◆ **What to do**: Beginning with the line that has "What data populates", please write out each remaining line of the listing below, word for word.

◆ **Excerpted records**:
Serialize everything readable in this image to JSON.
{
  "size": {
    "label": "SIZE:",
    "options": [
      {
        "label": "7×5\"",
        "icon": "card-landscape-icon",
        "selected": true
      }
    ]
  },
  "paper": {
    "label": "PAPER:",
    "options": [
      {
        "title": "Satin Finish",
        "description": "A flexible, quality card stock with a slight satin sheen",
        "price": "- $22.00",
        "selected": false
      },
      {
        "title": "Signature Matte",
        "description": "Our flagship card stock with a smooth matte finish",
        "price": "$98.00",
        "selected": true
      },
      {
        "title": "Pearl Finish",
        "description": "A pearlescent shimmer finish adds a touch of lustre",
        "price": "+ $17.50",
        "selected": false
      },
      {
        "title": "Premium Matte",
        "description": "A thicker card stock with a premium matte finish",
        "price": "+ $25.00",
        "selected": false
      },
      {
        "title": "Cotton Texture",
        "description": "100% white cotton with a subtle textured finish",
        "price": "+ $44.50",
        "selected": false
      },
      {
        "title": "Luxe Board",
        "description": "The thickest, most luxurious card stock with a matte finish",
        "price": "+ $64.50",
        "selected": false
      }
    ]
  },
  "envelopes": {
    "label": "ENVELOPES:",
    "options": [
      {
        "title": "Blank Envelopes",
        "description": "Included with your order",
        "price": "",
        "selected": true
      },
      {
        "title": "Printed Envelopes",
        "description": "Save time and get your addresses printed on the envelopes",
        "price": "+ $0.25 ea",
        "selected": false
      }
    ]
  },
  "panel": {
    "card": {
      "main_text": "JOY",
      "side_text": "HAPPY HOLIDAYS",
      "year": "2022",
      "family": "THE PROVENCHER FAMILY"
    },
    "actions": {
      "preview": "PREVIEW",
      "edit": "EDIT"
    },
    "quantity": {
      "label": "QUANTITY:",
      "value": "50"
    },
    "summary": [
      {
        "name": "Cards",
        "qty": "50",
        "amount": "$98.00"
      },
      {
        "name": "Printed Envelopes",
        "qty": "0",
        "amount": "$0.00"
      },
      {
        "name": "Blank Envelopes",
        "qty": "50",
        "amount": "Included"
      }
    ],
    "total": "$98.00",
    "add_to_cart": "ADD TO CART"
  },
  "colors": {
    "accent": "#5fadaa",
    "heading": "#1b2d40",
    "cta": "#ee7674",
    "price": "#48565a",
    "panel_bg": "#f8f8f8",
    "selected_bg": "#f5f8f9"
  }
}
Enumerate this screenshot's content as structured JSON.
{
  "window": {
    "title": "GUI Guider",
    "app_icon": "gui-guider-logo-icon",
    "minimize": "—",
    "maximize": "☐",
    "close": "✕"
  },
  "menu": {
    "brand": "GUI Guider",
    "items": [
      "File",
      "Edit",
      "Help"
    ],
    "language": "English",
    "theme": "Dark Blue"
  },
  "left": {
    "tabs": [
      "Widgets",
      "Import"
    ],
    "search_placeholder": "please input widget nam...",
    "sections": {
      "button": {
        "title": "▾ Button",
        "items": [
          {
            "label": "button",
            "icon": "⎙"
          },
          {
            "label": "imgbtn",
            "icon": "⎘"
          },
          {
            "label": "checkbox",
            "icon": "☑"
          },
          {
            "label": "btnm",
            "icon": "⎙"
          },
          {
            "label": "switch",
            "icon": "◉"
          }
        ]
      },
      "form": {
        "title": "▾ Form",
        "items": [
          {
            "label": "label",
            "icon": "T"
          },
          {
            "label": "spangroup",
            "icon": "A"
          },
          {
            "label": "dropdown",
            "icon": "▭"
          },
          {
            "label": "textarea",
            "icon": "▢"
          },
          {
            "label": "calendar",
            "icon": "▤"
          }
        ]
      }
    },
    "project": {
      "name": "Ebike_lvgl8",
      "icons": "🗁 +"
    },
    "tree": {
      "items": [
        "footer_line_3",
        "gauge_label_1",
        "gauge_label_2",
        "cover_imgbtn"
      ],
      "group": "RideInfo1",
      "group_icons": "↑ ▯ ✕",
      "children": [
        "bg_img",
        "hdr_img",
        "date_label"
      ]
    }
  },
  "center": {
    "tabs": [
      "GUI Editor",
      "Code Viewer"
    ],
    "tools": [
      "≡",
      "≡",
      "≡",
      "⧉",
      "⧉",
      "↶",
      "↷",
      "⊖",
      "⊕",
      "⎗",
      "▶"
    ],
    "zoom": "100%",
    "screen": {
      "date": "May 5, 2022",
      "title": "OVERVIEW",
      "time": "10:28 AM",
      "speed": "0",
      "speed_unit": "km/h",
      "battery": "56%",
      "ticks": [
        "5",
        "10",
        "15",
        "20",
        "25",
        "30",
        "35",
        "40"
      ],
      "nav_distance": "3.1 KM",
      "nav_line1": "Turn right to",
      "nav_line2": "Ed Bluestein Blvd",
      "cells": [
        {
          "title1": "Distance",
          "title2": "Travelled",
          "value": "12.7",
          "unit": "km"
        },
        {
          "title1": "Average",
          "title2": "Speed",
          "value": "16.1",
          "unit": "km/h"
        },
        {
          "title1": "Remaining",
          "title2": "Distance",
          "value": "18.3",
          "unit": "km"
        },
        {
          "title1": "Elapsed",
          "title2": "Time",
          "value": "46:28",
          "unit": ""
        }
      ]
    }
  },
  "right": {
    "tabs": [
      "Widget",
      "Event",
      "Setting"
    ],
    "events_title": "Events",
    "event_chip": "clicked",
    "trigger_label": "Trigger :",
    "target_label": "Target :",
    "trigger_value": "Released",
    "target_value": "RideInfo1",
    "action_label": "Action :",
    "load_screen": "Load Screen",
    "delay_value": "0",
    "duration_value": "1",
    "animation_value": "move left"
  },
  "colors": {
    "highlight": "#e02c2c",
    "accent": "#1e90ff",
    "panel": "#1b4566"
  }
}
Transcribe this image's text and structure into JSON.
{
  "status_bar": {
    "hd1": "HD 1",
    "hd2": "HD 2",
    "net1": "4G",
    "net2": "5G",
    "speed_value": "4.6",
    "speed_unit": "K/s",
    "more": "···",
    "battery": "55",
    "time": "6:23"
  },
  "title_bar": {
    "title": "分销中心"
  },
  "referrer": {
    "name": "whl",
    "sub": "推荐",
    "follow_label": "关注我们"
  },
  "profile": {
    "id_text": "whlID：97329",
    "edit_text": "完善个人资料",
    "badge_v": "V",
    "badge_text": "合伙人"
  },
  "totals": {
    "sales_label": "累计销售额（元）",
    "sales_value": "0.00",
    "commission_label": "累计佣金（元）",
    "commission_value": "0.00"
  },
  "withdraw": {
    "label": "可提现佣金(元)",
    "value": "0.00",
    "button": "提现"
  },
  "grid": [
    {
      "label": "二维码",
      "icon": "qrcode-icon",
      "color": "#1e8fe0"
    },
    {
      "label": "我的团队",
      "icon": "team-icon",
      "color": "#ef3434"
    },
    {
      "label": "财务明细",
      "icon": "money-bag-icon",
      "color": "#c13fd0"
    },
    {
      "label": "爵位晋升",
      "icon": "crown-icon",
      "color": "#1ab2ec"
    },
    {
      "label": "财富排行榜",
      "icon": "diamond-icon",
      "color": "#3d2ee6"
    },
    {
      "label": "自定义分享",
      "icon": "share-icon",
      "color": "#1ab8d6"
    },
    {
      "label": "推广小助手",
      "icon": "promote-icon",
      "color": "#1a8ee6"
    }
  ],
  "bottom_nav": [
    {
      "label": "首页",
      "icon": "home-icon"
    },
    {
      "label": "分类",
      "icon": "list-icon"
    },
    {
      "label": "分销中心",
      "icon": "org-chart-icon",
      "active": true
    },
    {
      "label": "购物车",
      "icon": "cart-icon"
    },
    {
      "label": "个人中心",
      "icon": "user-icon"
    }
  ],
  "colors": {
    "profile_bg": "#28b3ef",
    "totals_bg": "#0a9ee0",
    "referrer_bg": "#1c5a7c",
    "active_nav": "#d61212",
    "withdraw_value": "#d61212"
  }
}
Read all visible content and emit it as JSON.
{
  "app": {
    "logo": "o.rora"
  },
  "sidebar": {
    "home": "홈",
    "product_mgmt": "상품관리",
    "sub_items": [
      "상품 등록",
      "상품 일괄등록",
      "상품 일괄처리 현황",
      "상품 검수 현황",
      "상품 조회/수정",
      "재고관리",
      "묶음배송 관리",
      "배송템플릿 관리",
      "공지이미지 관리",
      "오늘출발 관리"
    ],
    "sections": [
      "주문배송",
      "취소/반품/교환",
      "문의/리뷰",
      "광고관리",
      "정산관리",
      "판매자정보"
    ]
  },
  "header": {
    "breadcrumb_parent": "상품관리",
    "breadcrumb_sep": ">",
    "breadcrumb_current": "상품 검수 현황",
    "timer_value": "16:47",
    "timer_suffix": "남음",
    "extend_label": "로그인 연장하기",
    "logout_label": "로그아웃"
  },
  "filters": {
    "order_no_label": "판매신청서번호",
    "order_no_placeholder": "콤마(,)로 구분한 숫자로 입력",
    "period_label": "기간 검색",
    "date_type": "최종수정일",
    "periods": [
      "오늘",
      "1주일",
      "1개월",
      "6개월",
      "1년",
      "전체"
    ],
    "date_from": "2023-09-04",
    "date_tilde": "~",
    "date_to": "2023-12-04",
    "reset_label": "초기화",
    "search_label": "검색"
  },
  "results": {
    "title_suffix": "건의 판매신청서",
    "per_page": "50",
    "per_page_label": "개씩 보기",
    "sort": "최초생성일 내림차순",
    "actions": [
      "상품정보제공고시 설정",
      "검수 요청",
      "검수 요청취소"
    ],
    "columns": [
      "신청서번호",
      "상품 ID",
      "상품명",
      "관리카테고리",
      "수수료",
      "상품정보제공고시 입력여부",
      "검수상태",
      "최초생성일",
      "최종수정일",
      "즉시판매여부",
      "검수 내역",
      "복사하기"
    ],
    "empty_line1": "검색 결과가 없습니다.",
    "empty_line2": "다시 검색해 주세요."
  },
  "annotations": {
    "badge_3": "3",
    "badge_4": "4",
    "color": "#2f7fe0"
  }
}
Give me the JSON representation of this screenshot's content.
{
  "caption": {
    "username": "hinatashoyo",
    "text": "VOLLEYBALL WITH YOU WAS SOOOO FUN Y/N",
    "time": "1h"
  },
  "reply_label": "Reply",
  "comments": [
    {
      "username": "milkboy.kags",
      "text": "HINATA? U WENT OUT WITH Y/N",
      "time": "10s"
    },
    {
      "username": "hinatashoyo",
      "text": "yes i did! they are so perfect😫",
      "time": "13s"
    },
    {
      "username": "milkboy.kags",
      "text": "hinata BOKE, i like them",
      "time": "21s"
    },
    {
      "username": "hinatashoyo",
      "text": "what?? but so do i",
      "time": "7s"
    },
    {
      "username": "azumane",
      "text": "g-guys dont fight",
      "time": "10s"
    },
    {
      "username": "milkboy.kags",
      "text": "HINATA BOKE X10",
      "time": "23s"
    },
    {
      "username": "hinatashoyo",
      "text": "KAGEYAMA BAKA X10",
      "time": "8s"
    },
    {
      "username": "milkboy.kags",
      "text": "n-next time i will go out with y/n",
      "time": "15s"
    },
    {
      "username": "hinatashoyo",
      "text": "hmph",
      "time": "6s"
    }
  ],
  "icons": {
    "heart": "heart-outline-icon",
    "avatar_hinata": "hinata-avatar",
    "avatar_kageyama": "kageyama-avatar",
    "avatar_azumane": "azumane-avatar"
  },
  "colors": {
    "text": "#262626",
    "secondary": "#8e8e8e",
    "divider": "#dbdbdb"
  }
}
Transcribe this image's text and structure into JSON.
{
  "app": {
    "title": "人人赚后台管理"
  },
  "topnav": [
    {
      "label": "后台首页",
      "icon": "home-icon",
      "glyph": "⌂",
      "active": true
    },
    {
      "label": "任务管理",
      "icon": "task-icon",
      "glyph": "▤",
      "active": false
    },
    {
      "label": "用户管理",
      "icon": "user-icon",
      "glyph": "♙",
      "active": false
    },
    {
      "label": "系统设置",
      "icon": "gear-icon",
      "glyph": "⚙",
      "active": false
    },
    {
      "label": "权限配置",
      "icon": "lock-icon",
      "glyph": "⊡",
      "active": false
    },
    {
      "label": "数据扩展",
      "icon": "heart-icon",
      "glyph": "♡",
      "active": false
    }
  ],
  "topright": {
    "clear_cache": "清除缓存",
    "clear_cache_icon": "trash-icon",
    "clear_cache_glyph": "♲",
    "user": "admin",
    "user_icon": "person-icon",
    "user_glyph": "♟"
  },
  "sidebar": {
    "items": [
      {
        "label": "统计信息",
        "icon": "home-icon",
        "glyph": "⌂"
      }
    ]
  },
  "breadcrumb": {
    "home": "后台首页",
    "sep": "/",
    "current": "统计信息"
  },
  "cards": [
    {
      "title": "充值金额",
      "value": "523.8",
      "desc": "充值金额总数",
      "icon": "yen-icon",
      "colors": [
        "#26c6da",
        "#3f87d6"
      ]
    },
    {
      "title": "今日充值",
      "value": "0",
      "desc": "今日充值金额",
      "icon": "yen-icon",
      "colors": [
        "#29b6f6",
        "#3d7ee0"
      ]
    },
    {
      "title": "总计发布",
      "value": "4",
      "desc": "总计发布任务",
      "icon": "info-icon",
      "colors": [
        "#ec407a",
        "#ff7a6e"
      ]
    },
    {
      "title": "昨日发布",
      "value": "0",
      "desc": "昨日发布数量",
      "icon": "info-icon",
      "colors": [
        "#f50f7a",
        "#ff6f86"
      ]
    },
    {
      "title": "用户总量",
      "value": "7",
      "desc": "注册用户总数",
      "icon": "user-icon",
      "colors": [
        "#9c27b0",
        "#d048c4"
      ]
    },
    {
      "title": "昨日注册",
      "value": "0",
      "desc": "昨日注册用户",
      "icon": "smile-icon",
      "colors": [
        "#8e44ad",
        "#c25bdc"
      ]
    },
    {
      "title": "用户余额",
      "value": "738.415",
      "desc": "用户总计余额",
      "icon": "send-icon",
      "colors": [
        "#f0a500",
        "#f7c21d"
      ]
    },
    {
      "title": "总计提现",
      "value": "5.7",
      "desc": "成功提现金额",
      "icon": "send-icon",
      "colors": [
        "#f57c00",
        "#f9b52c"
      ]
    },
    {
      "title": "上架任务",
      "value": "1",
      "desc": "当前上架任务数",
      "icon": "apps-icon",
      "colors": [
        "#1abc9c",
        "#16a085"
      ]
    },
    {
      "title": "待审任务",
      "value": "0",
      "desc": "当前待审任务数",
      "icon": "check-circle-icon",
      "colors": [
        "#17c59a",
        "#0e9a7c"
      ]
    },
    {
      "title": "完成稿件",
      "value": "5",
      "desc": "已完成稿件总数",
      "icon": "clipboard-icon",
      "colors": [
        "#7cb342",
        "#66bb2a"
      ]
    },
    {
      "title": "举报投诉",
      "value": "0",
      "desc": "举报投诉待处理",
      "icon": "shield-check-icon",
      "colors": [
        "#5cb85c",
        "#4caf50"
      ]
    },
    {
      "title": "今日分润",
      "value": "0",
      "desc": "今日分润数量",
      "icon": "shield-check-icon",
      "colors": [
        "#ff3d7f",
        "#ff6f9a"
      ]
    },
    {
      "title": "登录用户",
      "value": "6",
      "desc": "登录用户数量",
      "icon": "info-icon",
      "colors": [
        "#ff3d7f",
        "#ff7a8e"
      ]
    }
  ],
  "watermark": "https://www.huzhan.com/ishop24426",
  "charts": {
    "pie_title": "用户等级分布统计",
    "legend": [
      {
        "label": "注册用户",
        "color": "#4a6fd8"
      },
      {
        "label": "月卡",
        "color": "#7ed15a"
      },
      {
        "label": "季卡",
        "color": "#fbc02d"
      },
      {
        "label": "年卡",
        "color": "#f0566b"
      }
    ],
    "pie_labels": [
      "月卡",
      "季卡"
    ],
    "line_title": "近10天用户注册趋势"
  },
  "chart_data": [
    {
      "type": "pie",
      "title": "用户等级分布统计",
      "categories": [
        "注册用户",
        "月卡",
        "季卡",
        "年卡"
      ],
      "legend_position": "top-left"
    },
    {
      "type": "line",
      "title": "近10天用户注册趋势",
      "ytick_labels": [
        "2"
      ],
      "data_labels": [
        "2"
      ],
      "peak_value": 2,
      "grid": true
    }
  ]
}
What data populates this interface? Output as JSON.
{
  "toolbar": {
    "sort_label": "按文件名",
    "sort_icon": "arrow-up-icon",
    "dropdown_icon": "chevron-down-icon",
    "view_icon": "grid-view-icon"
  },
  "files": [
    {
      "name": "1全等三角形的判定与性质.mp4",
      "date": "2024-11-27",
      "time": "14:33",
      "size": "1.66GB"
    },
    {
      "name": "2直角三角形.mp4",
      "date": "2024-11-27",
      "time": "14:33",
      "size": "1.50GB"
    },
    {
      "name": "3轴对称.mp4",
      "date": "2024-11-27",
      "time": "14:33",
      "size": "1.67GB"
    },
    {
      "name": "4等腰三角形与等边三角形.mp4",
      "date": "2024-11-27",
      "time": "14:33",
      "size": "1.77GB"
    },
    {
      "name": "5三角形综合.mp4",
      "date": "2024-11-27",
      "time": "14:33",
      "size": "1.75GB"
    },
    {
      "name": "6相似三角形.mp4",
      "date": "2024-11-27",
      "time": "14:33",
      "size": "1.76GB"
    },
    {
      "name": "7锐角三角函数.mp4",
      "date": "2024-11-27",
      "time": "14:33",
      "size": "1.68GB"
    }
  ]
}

◆ **Expected answer**:
What data populates this interface? Output as JSON.
{
  "toolbar": {
    "sort_label": "按文件名",
    "sort_icon": "arrow-up-icon",
    "dropdown_icon": "chevron-down-icon",
    "view_icon": "grid-view-icon"
  },
  "files": [
    {
      "name": "1全等三角形的判定与性质.mp4",
      "date": "2024-11-27",
      "time": "14:33",
      "size": "1.66GB"
    },
    {
      "name": "2直角三角形.mp4",
      "date": "2024-11-27",
      "time": "14:33",
      "size": "1.50GB"
    },
    {
      "name": "3轴对称.mp4",
      "date": "2024-11-27",
      "time": "14:33",
      "size": "1.67GB"
    },
    {
      "name": "4等腰三角形与等边三角形.mp4",
      "date": "2024-11-27",
      "time": "14:33",
      "size": "1.77GB"
    },
    {
      "name": "5三角形综合.mp4",
      "date": "2024-11-27",
      "time": "14:33",
      "size": "1.75GB"
    },
    {
      "name": "6相似三角形.mp4",
      "date": "2024-11-27",
      "time": "14:33",
      "size": "1.76GB"
    },
    {
      "name": "7锐角三角函数.mp4",
      "date": "2024-11-27",
      "time": "14:33",
      "size": "1.68GB"
    }
  ]
}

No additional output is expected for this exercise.